## WHAT YOU WILL DO
Nothing in the records may be left out or reworded; return them exactly.

## RECORDS

===

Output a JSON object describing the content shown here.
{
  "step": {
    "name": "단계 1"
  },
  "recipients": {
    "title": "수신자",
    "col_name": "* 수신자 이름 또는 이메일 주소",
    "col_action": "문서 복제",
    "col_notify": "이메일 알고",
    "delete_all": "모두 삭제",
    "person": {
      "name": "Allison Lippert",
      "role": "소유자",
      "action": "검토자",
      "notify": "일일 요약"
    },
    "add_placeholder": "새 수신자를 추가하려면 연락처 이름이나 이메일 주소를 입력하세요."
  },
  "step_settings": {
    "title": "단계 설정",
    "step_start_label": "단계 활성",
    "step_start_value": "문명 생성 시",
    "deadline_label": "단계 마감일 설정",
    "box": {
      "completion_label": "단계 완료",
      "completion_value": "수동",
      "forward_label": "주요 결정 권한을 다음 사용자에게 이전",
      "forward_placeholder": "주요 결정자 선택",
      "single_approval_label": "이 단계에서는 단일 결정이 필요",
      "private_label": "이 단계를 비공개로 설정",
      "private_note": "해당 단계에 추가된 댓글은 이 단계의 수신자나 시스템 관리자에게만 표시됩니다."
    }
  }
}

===

## WORKED SOLUTION
Output a JSON object describing the content shown here.
{
  "step": {
    "name": "단계 1"
  },
  "recipients": {
    "title": "수신자",
    "col_name": "* 수신자 이름 또는 이메일 주소",
    "col_action": "문서 복제",
    "col_notify": "이메일 알고",
    "delete_all": "모두 삭제",
    "person": {
      "name": "Allison Lippert",
      "role": "소유자",
      "action": "검토자",
      "notify": "일일 요약"
    },
    "add_placeholder": "새 수신자를 추가하려면 연락처 이름이나 이메일 주소를 입력하세요."
  },
  "step_settings": {
    "title": "단계 설정",
    "step_start_label": "단계 활성",
    "step_start_value": "문명 생성 시",
    "deadline_label": "단계 마감일 설정",
    "box": {
      "completion_label": "단계 완료",
      "completion_value": "수동",
      "forward_label": "주요 결정 권한을 다음 사용자에게 이전",
      "forward_placeholder": "주요 결정자 선택",
      "single_approval_label": "이 단계에서는 단일 결정이 필요",
      "private_label": "이 단계를 비공개로 설정",
      "private_note": "해당 단계에 추가된 댓글은 이 단계의 수신자나 시스템 관리자에게만 표시됩니다."
    }
  }
}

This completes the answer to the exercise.